3 Water at a temperature of 20°C has a density of 998 kg/m Sometimes the term ‘Relative Density’ is used to describe the density of a fluid. Relative density is the fluid density divide by 1000 kg/m3 Water at a temperature of 20°C has a Relative density of 0.998

Dynamic Viscosity ì

Viscosity describes a fluids resistance to flow. Dynamic viscosity (sometimes referred to as Absolute viscosity) is obtained by dividing the Shear stress by the rate of shear strain.

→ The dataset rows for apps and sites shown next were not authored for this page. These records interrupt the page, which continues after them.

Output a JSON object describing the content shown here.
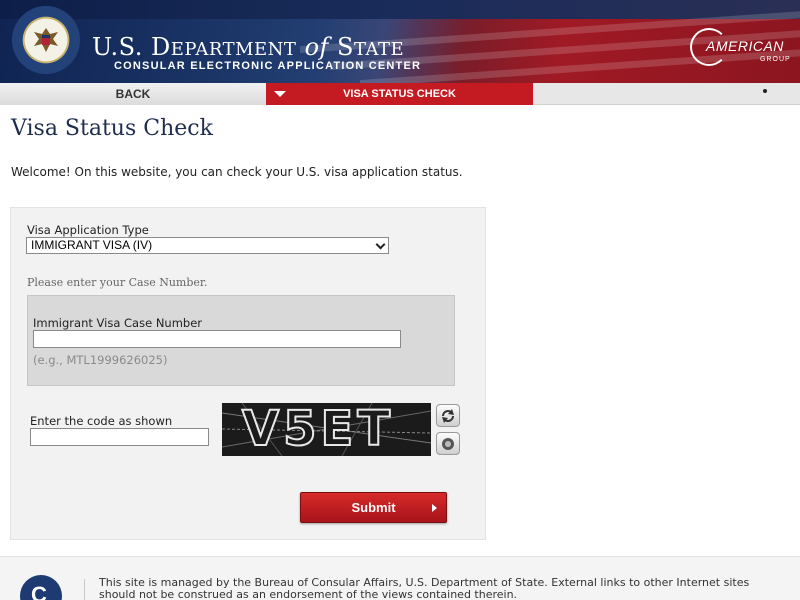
{
  "header": {
    "title_prefix": "U.S. D",
    "title_dept": "EPARTMENT",
    "title_of": "of",
    "title_state": "S",
    "title_state_rest": "TATE",
    "subtitle": "CONSULAR ELECTRONIC APPLICATION CENTER",
    "agency_logo_word": "AMERICAN",
    "agency_logo_group": "GROUP"
  },
  "nav": {
    "back_label": "BACK",
    "active_label": "VISA STATUS CHECK"
  },
  "page": {
    "title": "Visa Status Check",
    "welcome": "Welcome! On this website, you can check your U.S. visa application status."
  },
  "form": {
    "visa_type_label": "Visa Application Type",
    "visa_type_value": "IMMIGRANT VISA (IV)",
    "case_prompt": "Please enter your Case Number.",
    "case_label": "Immigrant Visa Case Number",
    "case_value": "",
    "case_example": "(e.g., MTL1999626025)",
    "code_label": "Enter the code as shown",
    "code_value": "",
    "captcha_text": "V5ET",
    "submit_label": "Submit"
  },
  "footer": {
    "text": "This site is managed by the Bureau of Consular Affairs, U.S. Department of State. External links to other Internet sites should not be construed as an endorsement of the views contained therein.",
    "logo_letter": "C"
  },
  "colors": {
    "accent_red": "#c41a22",
    "navy": "#1f2d4d",
    "panel_gray": "#f2f2f2"
  },
  "icons": {
    "seal": "us-state-department-seal-icon",
    "refresh": "refresh-icon",
    "audio": "audio-icon",
    "submit_arrow": "chevron-right-icon",
    "nav_caret": "caret-down-icon"
  }
}
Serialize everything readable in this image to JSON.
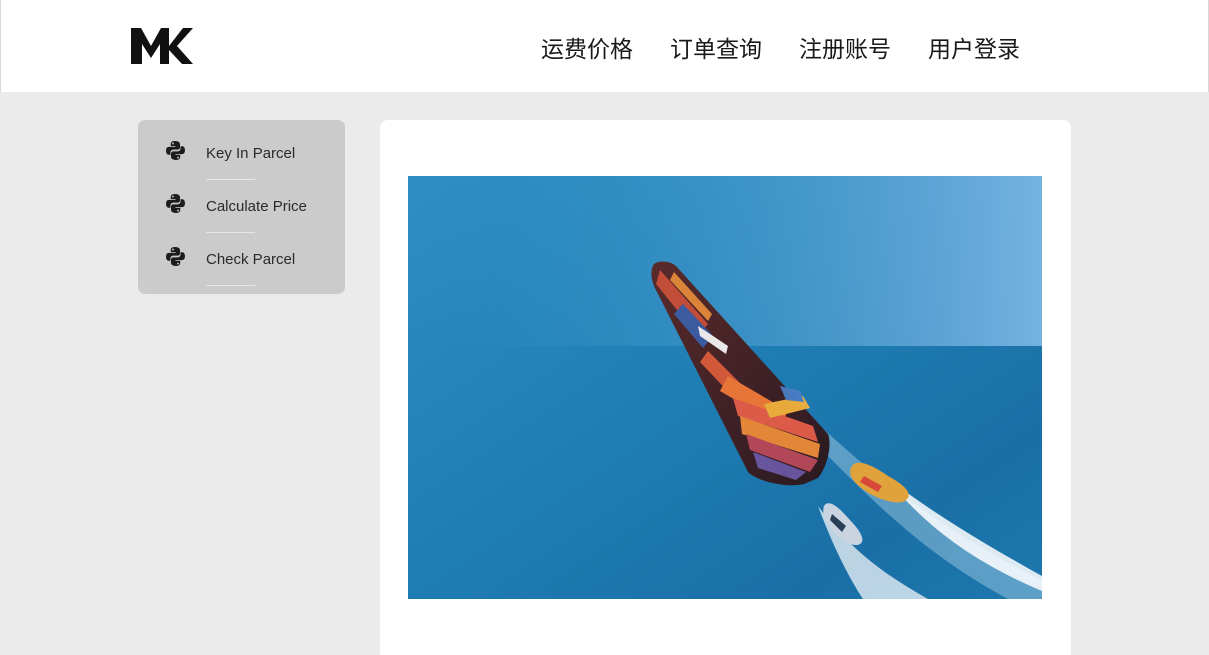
{
  "header": {
    "logo_text": "MK",
    "nav": [
      {
        "label": "运费价格"
      },
      {
        "label": "订单查询"
      },
      {
        "label": "注册账号"
      },
      {
        "label": "用户登录"
      }
    ]
  },
  "sidebar": {
    "items": [
      {
        "label": "Key In Parcel",
        "icon": "python-icon"
      },
      {
        "label": "Calculate Price",
        "icon": "python-icon"
      },
      {
        "label": "Check Parcel",
        "icon": "python-icon"
      }
    ]
  },
  "main": {
    "image": "aerial-container-ship-with-tugboats"
  },
  "colors": {
    "page_bg": "#ebebeb",
    "header_bg": "#ffffff",
    "sidebar_bg": "#cbcbcb",
    "card_bg": "#ffffff",
    "sea": "#1a7bb0"
  }
}
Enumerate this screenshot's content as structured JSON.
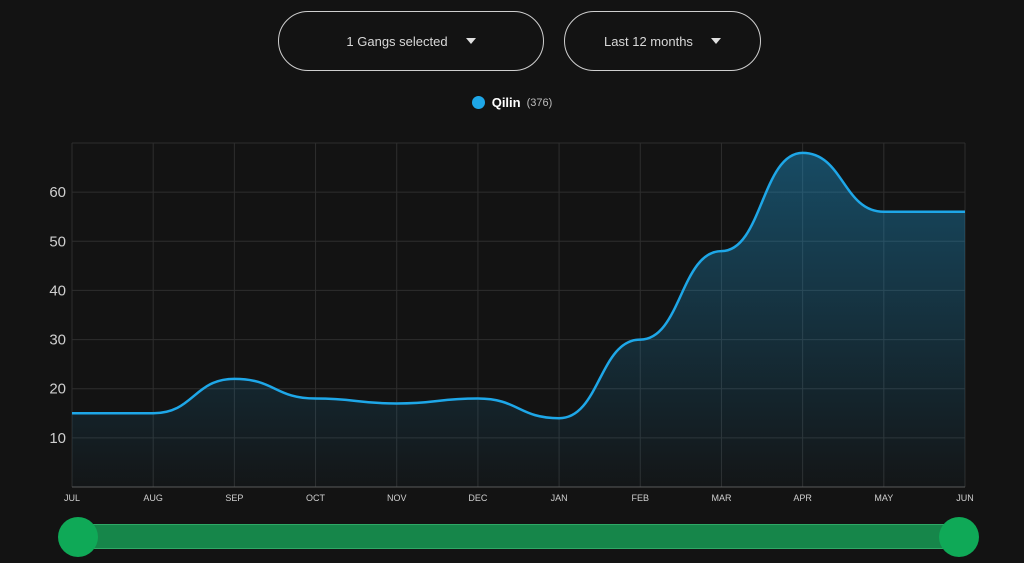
{
  "filters": {
    "gangs_label": "1 Gangs selected",
    "period_label": "Last 12 months"
  },
  "legend": {
    "name": "Qilin",
    "count": "(376)"
  },
  "colors": {
    "series": "#1ea7e8",
    "background": "#131313",
    "grid": "#2e2e2e",
    "slider": "#16864a",
    "slider_handle": "#0fa957"
  },
  "range_slider": {
    "start_fraction": 0,
    "end_fraction": 1
  },
  "chart_data": {
    "type": "area",
    "title": "",
    "xlabel": "",
    "ylabel": "",
    "categories": [
      "JUL",
      "AUG",
      "SEP",
      "OCT",
      "NOV",
      "DEC",
      "JAN",
      "FEB",
      "MAR",
      "APR",
      "MAY",
      "JUN"
    ],
    "series": [
      {
        "name": "Qilin",
        "values": [
          15,
          15,
          22,
          18,
          17,
          18,
          14,
          30,
          48,
          68,
          56,
          56
        ]
      }
    ],
    "ylim": [
      0,
      70
    ],
    "yticks": [
      10,
      20,
      30,
      40,
      50,
      60
    ],
    "grid": true,
    "legend_position": "top-center",
    "smooth": true
  }
}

The units of dynamic viscosity are: Force / area x time The Pascal unit (Pa) is used to describe pressure or stress = force per area This unit can be combined with time (sec) to define dynamic viscosity.

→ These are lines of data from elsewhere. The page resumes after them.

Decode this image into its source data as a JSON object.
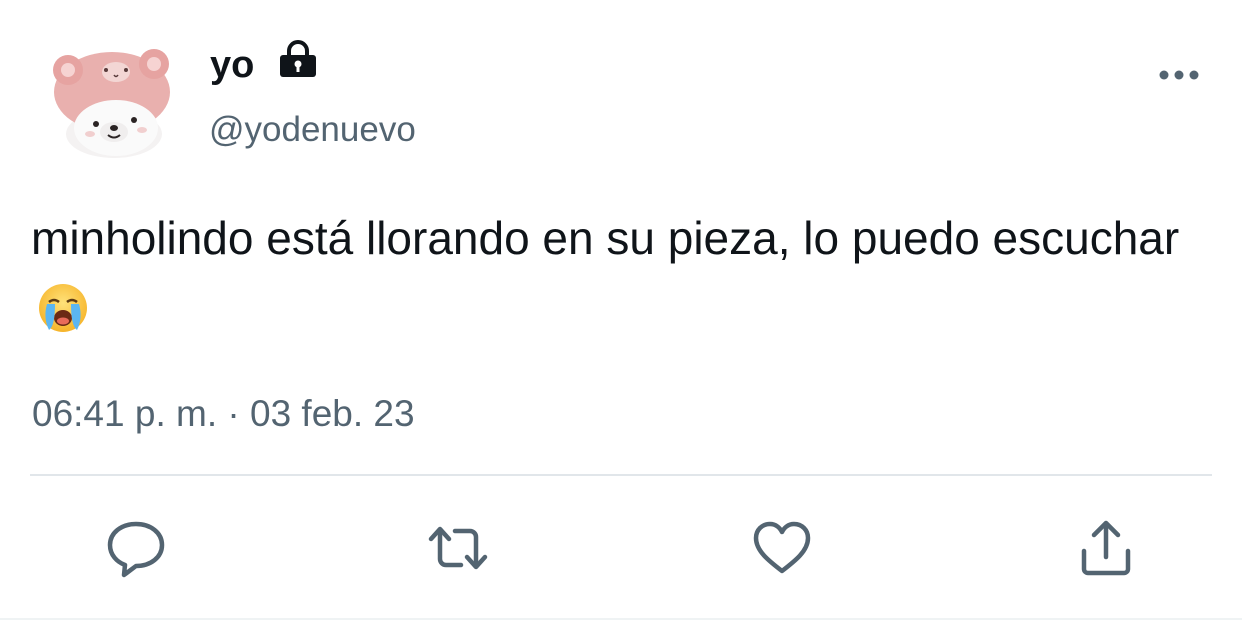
{
  "tweet": {
    "author": {
      "display_name": "yo",
      "handle": "@yodenuevo",
      "protected_icon": "lock-icon",
      "avatar": "bear-avatar"
    },
    "text": "minholindo está llorando en su pieza, lo puedo escuchar",
    "emoji": "loudly-crying-face",
    "time": "06:41 p. m.",
    "separator": "·",
    "date": "03 feb. 23",
    "menu_icon": "more-icon"
  },
  "actions": {
    "reply_icon": "reply-icon",
    "retweet_icon": "retweet-icon",
    "like_icon": "heart-icon",
    "share_icon": "share-icon"
  },
  "colors": {
    "text": "#0f1419",
    "secondary": "#536471",
    "divider": "#e1e6ea",
    "avatar_pink": "#e8aaa8"
  }
}
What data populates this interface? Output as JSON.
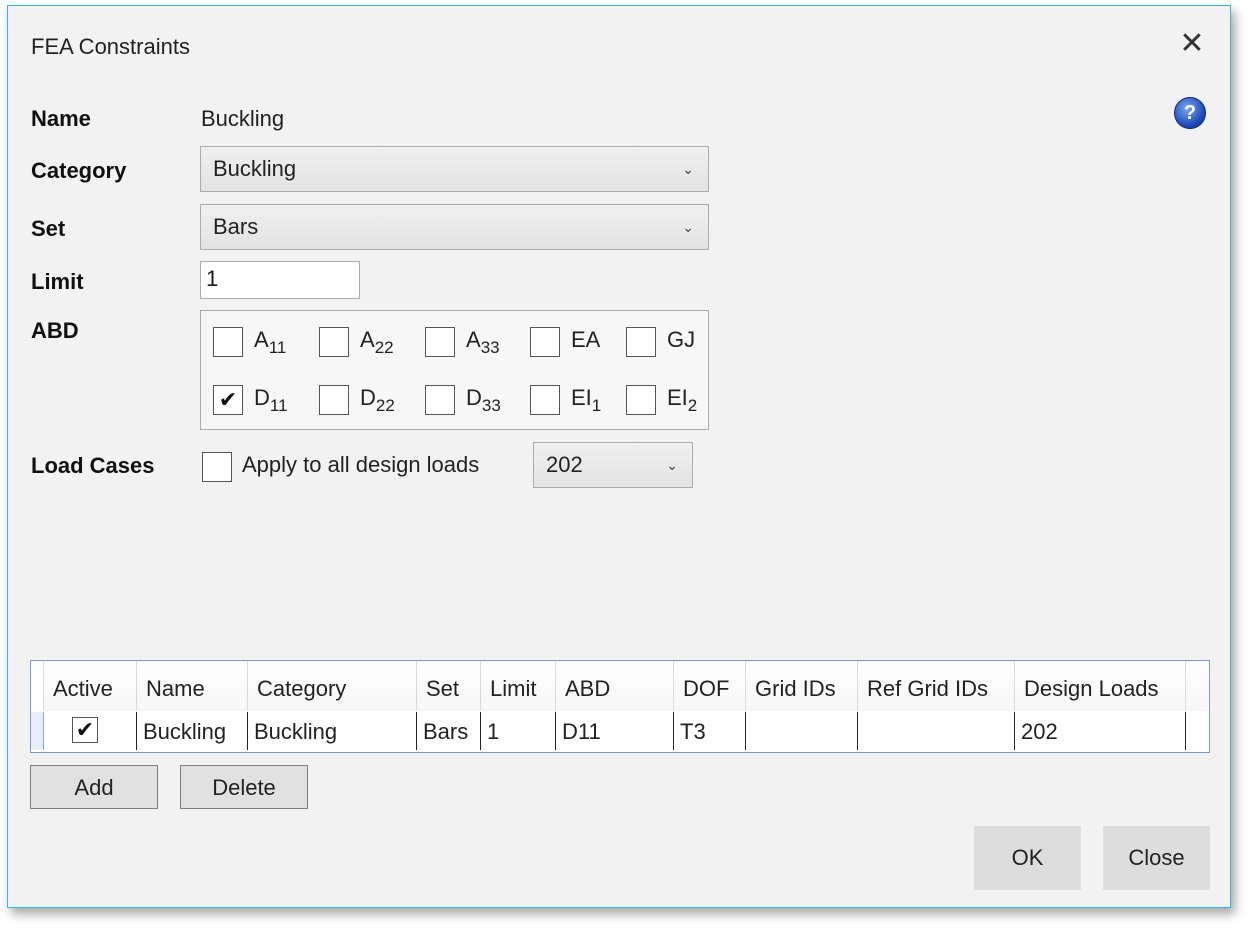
{
  "dialog": {
    "title": "FEA Constraints",
    "close_glyph": "✕",
    "help_glyph": "?"
  },
  "form": {
    "name_label": "Name",
    "name_value": "Buckling",
    "category_label": "Category",
    "category_value": "Buckling",
    "set_label": "Set",
    "set_value": "Bars",
    "limit_label": "Limit",
    "limit_value": "1",
    "abd_label": "ABD",
    "load_cases_label": "Load Cases",
    "apply_all_label": "Apply to all design loads",
    "apply_all_checked": false,
    "load_case_value": "202"
  },
  "abd": {
    "row1": [
      {
        "base": "A",
        "sub": "11",
        "checked": false
      },
      {
        "base": "A",
        "sub": "22",
        "checked": false
      },
      {
        "base": "A",
        "sub": "33",
        "checked": false
      },
      {
        "base": "EA",
        "sub": "",
        "checked": false
      },
      {
        "base": "GJ",
        "sub": "",
        "checked": false
      }
    ],
    "row2": [
      {
        "base": "D",
        "sub": "11",
        "checked": true
      },
      {
        "base": "D",
        "sub": "22",
        "checked": false
      },
      {
        "base": "D",
        "sub": "33",
        "checked": false
      },
      {
        "base": "EI",
        "sub": "1",
        "checked": false
      },
      {
        "base": "EI",
        "sub": "2",
        "checked": false
      }
    ]
  },
  "table": {
    "columns": [
      "Active",
      "Name",
      "Category",
      "Set",
      "Limit",
      "ABD",
      "DOF",
      "Grid IDs",
      "Ref Grid IDs",
      "Design Loads"
    ],
    "rows": [
      {
        "active": true,
        "name": "Buckling",
        "category": "Buckling",
        "set": "Bars",
        "limit": "1",
        "abd": "D11",
        "dof": "T3",
        "grid_ids": "",
        "ref_grid_ids": "",
        "design_loads": "202"
      }
    ]
  },
  "buttons": {
    "add": "Add",
    "delete": "Delete",
    "ok": "OK",
    "close": "Close"
  },
  "glyphs": {
    "check": "✔",
    "chevron": "⌄"
  }
}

ì = Pa•s

1.00 Pa•s = 10 Poise = 1000 Centipoise

Centipoise (cP) is commonly used to describe dynamic viscosity because water at a temperature of 20°C has a viscosity of 1.002 Centipoise. -3 This value must be converted back to 1.002 x 10 Pa•s for use in calculations.

Kinematic Viscosity v

Sometimes viscosity is measured by timing the flow of a known volume of fluid from a viscosity measuring cup. The timings can be used along with a formula to estimate the kinematic viscosity value of the fluid in Centistokes (cSt). The motive force driving the fluid out of the cup is the head of fluid. This fluid head is also part of the equation that makes up the volume of the fluid. Rationalizing the equations the fluid head term is eliminated leaving the units of Kinematic viscosity as area / time v = m2/s

1.0 m2/s = 10000 Stokes = 1000000 Centistokes

Copyright PipeFlow.co.uk 1 -6 2 Water at a temperature of 20°C has a viscosity of 1.004 x 10 m /s T his evaluates to 1.004000 Centistokes. This value must be converted back to 1.004 x 10-6 m2/s for use in calculations.

The kinematic viscosity can also be determined by dividing the dynamic viscosity by the fluid density.

Kinematic Viscosity and Dynamic Viscosity Relationship

Kinematic Viscosity = Dynamic Viscosity / Density v = ì / p Centistokes = Centipoise / Density

To understand the metric units involved in this relationship it will be necessary to use an example:

Dynamic viscosity ì = Pa•s 2 2 Substitute for Pa = N/m and N = kg• m/s Therefore ì = Pa•s = kg/(m•s)

Density p = kg/m3

-3 3 2 -6 Kinematic Viscosity = v = ì/p = (kg/(m•s) x 10 ) / (kg/m ) = m /s x 10

Viscosity and Density (Imperial Units)

In the Imperial system of units the pound (lb) is the standard unit of weight, a cubic foot is the standard unit of volume and the second is the standard unit of time. The standard unit of mass is the slug. This is the mass that will accelerate by 1 ft/s when a force of one pound (lbf) is applied to the mass. The acceleration due to gravity (g) is 32.174 ft per second per second. To obtain the mass of a fluid the weight (lb) must be divided by 32.174.

Density p

Density is normally expressed as mass (slugs) per cubic foot. The weight of a fluid can be expressed as pounds per cubic foot. p = slugs/ft 3

3 3 Water at a temperature of 70°F has a density of 1.936 slugs/ft (62.286 lbs/ft )

Dynamic Viscosity ì

The units of dynamic viscosity are: Force / area x time

2 ì = lb•s/ft

Copyright PipeFlow.co.uk 2

-5 2 Water at a temperature of 70°F has a viscosity of 2.04 x 10 lb•s/ft

2 1.0 lb•s/ft = 47880.26 Centipoise

Kinematic Viscosity v

The units of Kinematic viscosity are area / time v = ft2/s

1.00 ft 2/s = 929.034116 Stokes = 92903.4116 Centistokes

-6 2 Water at a temperature of 70°F has a viscosity of 10.5900 x 10 ft /s (0.98384713 Centistokes)

Kinematic Viscosity and Dynamic Viscosity Relationship

Kinematic Viscosity = Dynamic Viscosity / Density v = ì / p

The imperial units of kinematic viscosity are ft2/s

To understand the imperial units involved in this relationship it will be necessary to use an example:

2 Dynamic viscosity ì = lb•s/ft Density p = slugs/ft3

2 Substitute for slug = lb/32.174 ft•s 2 3 2 4 Density p = (lb/32.174 ft•s )/ft = (lb/32.174•s )/ft 3 2 4 Note: slugs/ft can be expressed in terms of lb•s /ft

2 3 Kinematic Viscosity v = (lb•s/ft )/(slugs/ft ) 2 4 3 Substitute lb•s /ft for slugs/ft

2 2 4 2 Kinematic Viscosity v = (lb•s/ft )/(lb•s /ft ) = ft /s

Copyright PipeFlow.co.uk 3